There seem to be a lot of different opinions regarding the value of immediate draft grades, but grading the Dallas Cowboys’ 2014 draft right now is actually the best time to do it. The reason is that waiting for the players to perform on the field can actually be misleading.
When teams draft prospects, they’re not getting players who are already set to be busts or All-Pros; they’re drafting players who have a range of potential outcomes, just trying to maximize the probability that the player has a productive career.
They’re not dealing in certainty, but rather trying to shift the odds in their favor a bit. Some players have a higher chance of success than others, but some teams are also better at finding value in players who have a high probability of success relative to the cost of the pick.

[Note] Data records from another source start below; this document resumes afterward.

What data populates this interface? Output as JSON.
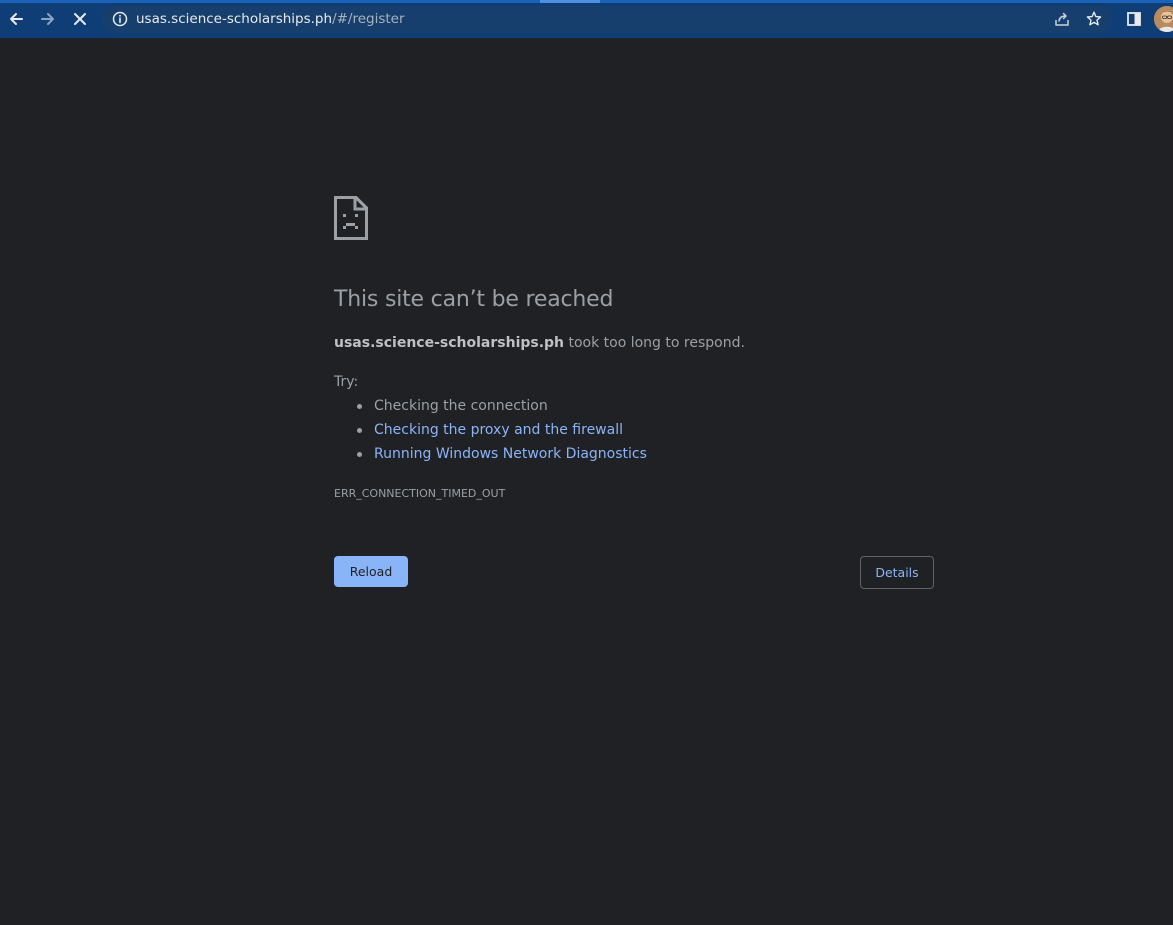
{
  "browser": {
    "url_host": "usas.science-scholarships.ph",
    "url_path": "/#/register"
  },
  "colors": {
    "toolbar": "#0e3e75",
    "page_background": "#202124",
    "link": "#8ab4f8",
    "text": "#9aa0a6"
  },
  "error_page": {
    "icon": "sad-page-icon",
    "heading": "This site can’t be reached",
    "summary_host": "usas.science-scholarships.ph",
    "summary_rest": " took too long to respond.",
    "try_label": "Try:",
    "suggestions": [
      {
        "label": "Checking the connection"
      },
      {
        "label": "Checking the proxy and the firewall"
      },
      {
        "label": "Running Windows Network Diagnostics"
      }
    ],
    "error_code": "ERR_CONNECTION_TIMED_OUT",
    "reload_label": "Reload",
    "details_label": "Details"
  }
}
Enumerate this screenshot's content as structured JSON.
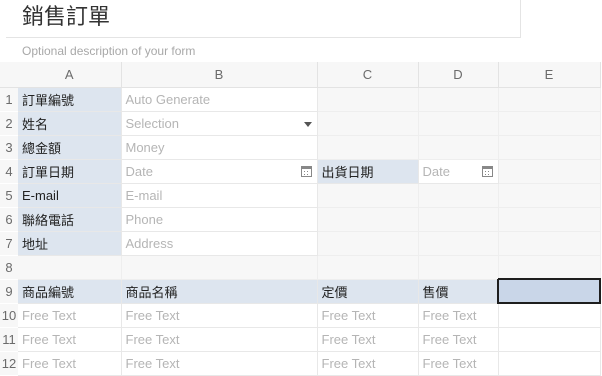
{
  "form": {
    "title": "銷售訂單",
    "description": "Optional description of your form"
  },
  "columns": [
    "A",
    "B",
    "C",
    "D",
    "E"
  ],
  "row_numbers": [
    "1",
    "2",
    "3",
    "4",
    "5",
    "6",
    "7",
    "8",
    "9",
    "10",
    "11",
    "12"
  ],
  "rows": {
    "r1": {
      "label": "訂單編號",
      "placeholder": "Auto Generate"
    },
    "r2": {
      "label": "姓名",
      "placeholder": "Selection"
    },
    "r3": {
      "label": "總金額",
      "placeholder": "Money"
    },
    "r4": {
      "label": "訂單日期",
      "placeholder": "Date",
      "label2": "出貨日期",
      "placeholder2": "Date"
    },
    "r5": {
      "label": "E-mail",
      "placeholder": "E-mail"
    },
    "r6": {
      "label": "聯絡電話",
      "placeholder": "Phone"
    },
    "r7": {
      "label": "地址",
      "placeholder": "Address"
    }
  },
  "table_headers": [
    "商品編號",
    "商品名稱",
    "定價",
    "售價"
  ],
  "table_placeholder": "Free Text",
  "icons": {
    "date": "calendar-icon",
    "select": "dropdown-caret-icon"
  },
  "colors": {
    "label_bg": "#dde5ef",
    "selected_bg": "#c9d6e8"
  }
}
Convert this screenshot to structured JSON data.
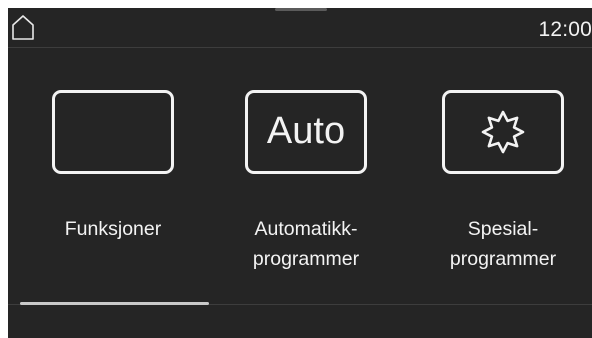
{
  "statusbar": {
    "time": "12:00",
    "home_icon": "home-icon"
  },
  "menu": {
    "items": [
      {
        "id": "functions",
        "label": "Funksjoner",
        "icon": "blank-frame-icon"
      },
      {
        "id": "auto",
        "label_line1": "Automatikk-",
        "label_line2": "programmer",
        "icon_text": "Auto",
        "icon": "auto-icon"
      },
      {
        "id": "special",
        "label_line1": "Spesial-",
        "label_line2": "programmer",
        "icon": "starburst-icon"
      }
    ]
  },
  "pager": {
    "pages": 3,
    "current": 1
  },
  "colors": {
    "background": "#252525",
    "foreground": "#f3f3f3",
    "divider": "#3d3d3d"
  }
}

When we wait until after a few seasons to grade a draft, we’re only seeing one possible path of how things could have gone—one branch on a very large tree. What if a team makes a really poor pick on a low-percentage player and it just happens to work out? Does that magically turn into a good pick? Of course not.
We need to be careful not to think in such black-and-white terms, realizing we’re dealing in probabilities.
In effect, teams are playing a version of blackjack in the draft. If they hit on 18—i.e. make a poor selection—it doesn’t “become good” if they get a three and hit 21. Just as hitting on 18 is a poor choice even if the next card is a three, drafting a player with a low probability of NFL success is a bad one regardless of how that player performs in the league.
The fact that everyone wants to wait years to grade a team’s current decisions displays the sort of results-oriented thinking that also plagues the league’s most unsuccessful franchises. The draft picks that were made over the past few days are either good or bad right now, and that won’t change in the future.
With that said, let’s take a look at how a few analysts are grading the Cowboys’ 2014 draft.